Kevin Dahlgren repayed his hosts’ kindness with murder…
The event helped him find himself. Changed him for the better.
But Kevin Dahlgren wasn’t talking about a holiday. He was talking about the murder of his family. A family he hardly knew…
Kevin was born in Sacramento, California. But he had an older cousin, Veronika Harokova, who lived in Brno, in the Czech Republic.
In April 2013, Dahlgren visited. They didn’t know each other well. But he’d stay with Veronika, 46, her husband, Martin, 50, and sons, Filip, 25, and David, 16.
It’d be a chance for him to learn some Czech, experience life abroad and earn money giving English lessons. Most importantly, for Dahlgren, it’d be a fresh start.
He’d always dreamed of being a soldier. He felt that it’d be a way of making a difference. But when he’d applied to the US Army, he’d failed the enrolment tests.
Later, he’d tell psychiatrists he felt like a failure.
All his life, Dahlgren had been a loner. He’d found it difficult to fit in with people, make friends. He’d boast about things, trying to make himself more popular.

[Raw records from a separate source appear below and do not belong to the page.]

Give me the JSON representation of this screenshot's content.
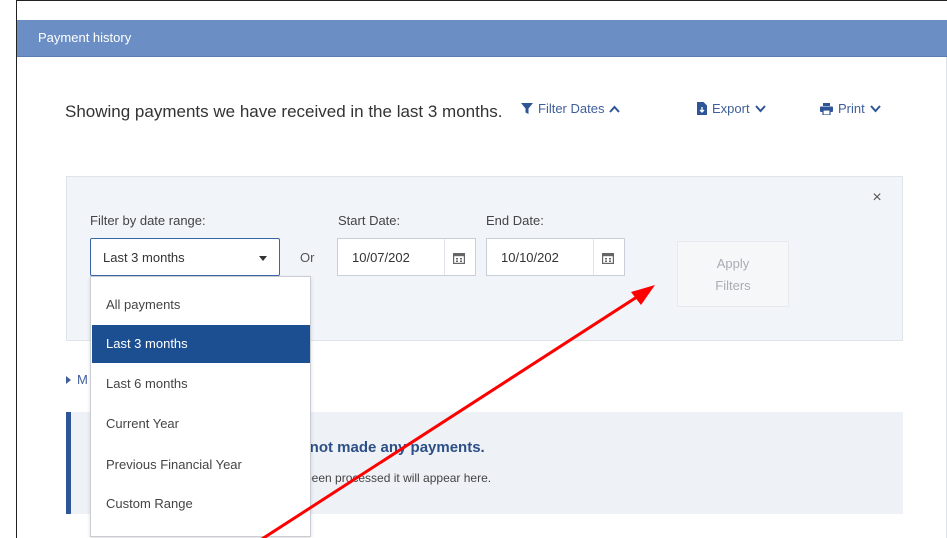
{
  "header": {
    "title": "Payment history"
  },
  "intro": {
    "text": "Showing payments we have received in the last 3 months."
  },
  "toolbar": {
    "filter_dates": "Filter Dates",
    "export": "Export",
    "print": "Print"
  },
  "filter": {
    "range_label": "Filter by date range:",
    "range_value": "Last 3 months",
    "or_label": "Or",
    "start_label": "Start Date:",
    "start_value": "10/07/202",
    "end_label": "End Date:",
    "end_value": "10/10/202",
    "apply_line1": "Apply",
    "apply_line2": "Filters",
    "close_symbol": "×"
  },
  "dropdown": {
    "options": [
      "All payments",
      "Last 3 months",
      "Last 6 months",
      "Current Year",
      "Previous Financial Year",
      "Custom Range"
    ],
    "selected": "Last 3 months"
  },
  "more_link": {
    "visible_text": "M"
  },
  "notice": {
    "title_fragment": "ly not made any payments.",
    "text_fragment": "been processed it will appear here."
  },
  "colors": {
    "header_bg": "#6b8fc4",
    "link": "#3f5f9a",
    "selected_bg": "#1c4f92",
    "notice_border": "#2e5596",
    "annotation_arrow": "#ff0000"
  }
}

Once, he’d told his classmates he was planning to go to Africa to murder game poachers.
He’d boasted to his cousin Veronika, too. Soon after he’d arrived, he told her he’d managed to smuggle a knife on board a plane once. But soon it was clear Dahlgren didn’t fit in with his Czech family either.
Towards the end of May, Veronika’s husband Martin confided in their neighbour things weren’t quite right.
In fact, one night, Martin had seen Dahlgren running around the house with a knife.
What Martin and Veronika didn’t know was that Dahlgren was hearing voices. Voices he’d heard more or less his whole life. And now that he was in Brno, struggling to fit in, those voices were getting louder… telling him to do something wicked.
‘I had no control over my actions,’ he told psychologists before his trial. ‘I could only do what the voice instructed me to do. What happened to the family is a tragedy.’
That tragedy struck early on 22 May, 2013, when Dahlgren had been at Veronika’s for just three weeks.
David had already set off for school when Dahlgren attacked.
He ran at Veronika with an axe. Then he turned on Martin and Filip.
All three died of chopping and stabbing wounds.
Next he dragged their bodies down to the basement.
Three hours later, at 11am, the family’s cleaner arrived. But Dahlgren blocked her entrance.
‘No cleaning today,’ he told her, spreading his arms across the doorframe.
But Dahlgren wasn’t finished.
He’d turned the cleaner away, but he still had David to deal with.
So he texted the teen, asked him if he wanted to go for a run at lunchtime. When David replied yes, his fate was sealed.
As soon as he came through the front door at about 12.30, Dahlgren hacked him to death.
He tried to set fire to the bodies in the basement, covering them with blankets he’d set alight.
He then called a taxi, and asked to be taken to the airport.
By the time Veronika’s neighbours had seen smoke coming out of her house, Dahlgren was on a plane back to America.
But police were waiting for him when he landed.
In his suitcase, they found a pair of shorts spattered with blood belonging to his victims.
Two years later, he faced trial in the Czech Republic.
At first, Dahlgren denied it all. He said that while he’d been in Brno, he’d got into a fight with some Russian gangsters.
On the morning of the killings, he’d gone for a long run. When he’d got home, he’d found Veronika, Martin, Filip and David dead. A note on top of their bodies.
We will find you if you are in Europe, it read.
Dahlgren had panicked. Booked onto the first flight home. But that story didn’t wash with anyone.
So Dahlgren changed his plea. Yes, he’d killed four people. But only because the voice in his head had told him to. He was pleading insanity.
Assessments by psychiatrists, therapists and experts followed. One suggested he was interested in sadomasochistic sex. Another found him emotionally unstable. But he wasn’t insane.
Dahlgren may have been hearing voices, but he’d stayed in control.
He’d tried to cover his tracks, hadn’t allowed the cleaner in, and he’d set a trap for David. Then, he’d had the presence of mind to book a seat on a plane and call a taxi.
The taxi driver hadn’t suspected anything was wrong. If Dahlgren were in a state of agitation, he’d managed to hide it well.
In fact, Dahlgren told one expert the murders had had a positive influence on him, had helped him understand his personality.
Kevin Dahlgren was convicted of murder and, on 20 July this year, was handed a life sentence.
He plans to appeal.
But still the question remains. Why kill an innocent family? Perhaps only Dahlgren knows.